Less than two weeks before the workshop, NFPA 3000™ (PS), Active Shooter/Hostile Event Response (ASHER) Program, was released to the public. The provisional standard provides a roadmap for first responders, medical professionals, and others as they prepare for, respond to, and recover from active shooter and other hostile events, such as what happened at Sandy Hook. NFPA Journal covered the release of NFPA 3000 in “Writing History” in the May/June issue.

At the workshop, participants agreed that raising awareness of this document and getting buy-in from communities would be key components of enhancing first responder preparation for, and response to, such events. While NFPA 3000 isn’t a code or standard for the built environment, it includes recommendations for equipping buildings with tools, such as bleeding control kits, that can save lives in the event of an attack. “It’s the people right there on scene [who need to] get involved, call 911, provide direct pressure, and then, if needed, put on a tourniquet or hemostatic gauze … We have to get the bystanders more involved in doing something that will save a life,” Julie Downey, a fire chief in Florida and NFPA 3000 technical committee member, said in an interview with NFPA Journal in March. In her town of Davie, Florida, Downey spearheaded efforts to place bleeding control kits anywhere an automated external defibrillator (AED) is required.


Since 2015, the federal “Stop the Bleed” campaign has taught bleeding control; the program is one of several external programs referenced in NFPA 3000. Another is called “Run, Hide, Fight,” a guide for how civilians should react in dangerous situations. First developed by the City of Houston in 2012, “Run, Hide, Fight” has since been embraced by the federal government.
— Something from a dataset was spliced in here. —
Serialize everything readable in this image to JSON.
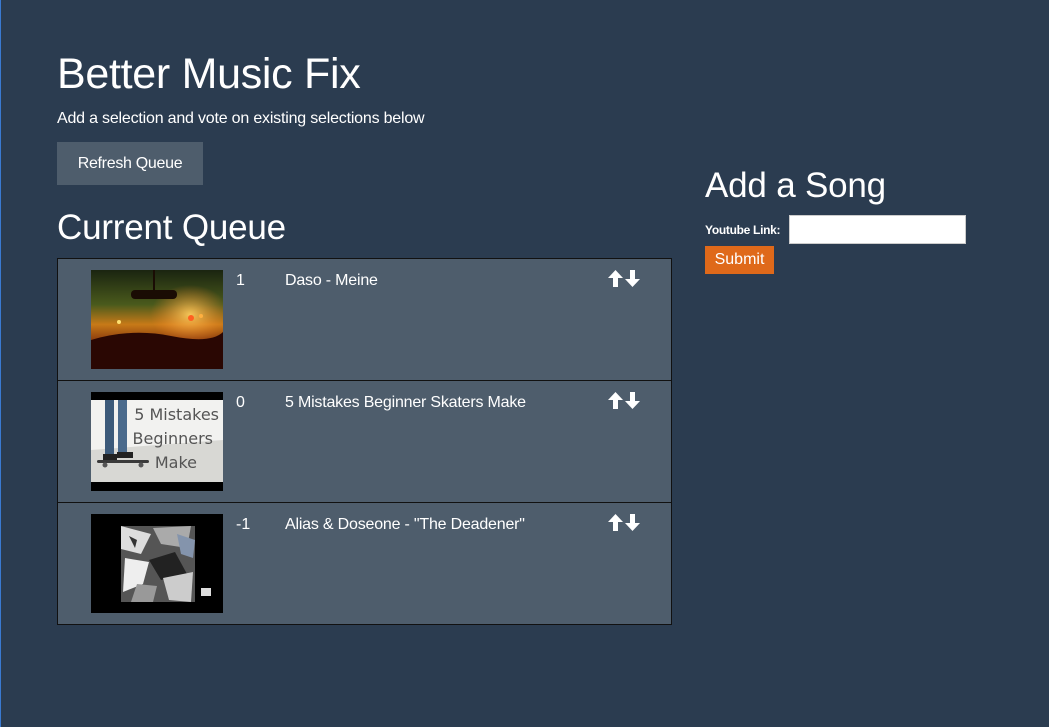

But not everyone is on board.

Joseph LeDoux, a neuroscientist and professor at New York University, wrote in The New York Times in 2015 that “‘Run, Hide, Fight’ is not how our brains work.” Essentially, LeDoux said, the program doesn’t account for what happens to most people in these situations—they freeze. “Underlying the idea of ‘Run, Hide, Fight’ is the presumption that volitional choices are readily available in situations of danger,” he said. “But the fact is, when you are in danger, whether it is a bicyclist speeding at you or a shooter locked and loaded, you may well find yourself frozen, unable to act and think clearly.”

LeDoux’s point was not lost on the workshop attendees, and the need to further examine “Run, Hide, Fight” to see if it is in fact the right program to be promoting in documents like NFPA 3000 was brought up. Participants specifically recommended that NFPA lead research efforts to break the program down term-by-term and study which response—run, hide, or fight—is most effective. The Fire Protection Research Foundation once conducted similar research on NFPA’s successful “Stop, Drop, and Roll” campaign. The ultimate goal, said Chad Beebe, a hospital facility manager and an NFPA 3000 technical committee member who attended the workshop, would be to come up with a program that accounts for a person’s evolutionary freezing response, and is also something that “a six-year-old can understand.”


While the workshop didn’t focus on one kind of occupancy or hostile event, some of the discussion organically gravitated toward shootings in schools. While some politicians, including President Donald Trump, have argued in favor of arming teachers and teaching them how to use guns, participants of the NFPA workshop recommended a different approach.

After the Sandy Hook shooting, Sean Dinse of the Los Angeles Police Department developed a program to teach teachers how to respond in violent scenarios. As he began visiting schools to share the information, he discovered that most teachers were woefully unprepared. “They’ve told me their reactions [to violent incidents] would be based on what they’ve seen in TV shows,” Dinse said. That’s why he and other workshop participants recommended developing a standardized program for such education, which could include requiring first aid classes for students studying to become teachers. “They need the basics,” Dinse said.

ANGELO VERZONI is staff writer for NFPA Journal. Top Photograph: iStockPhoto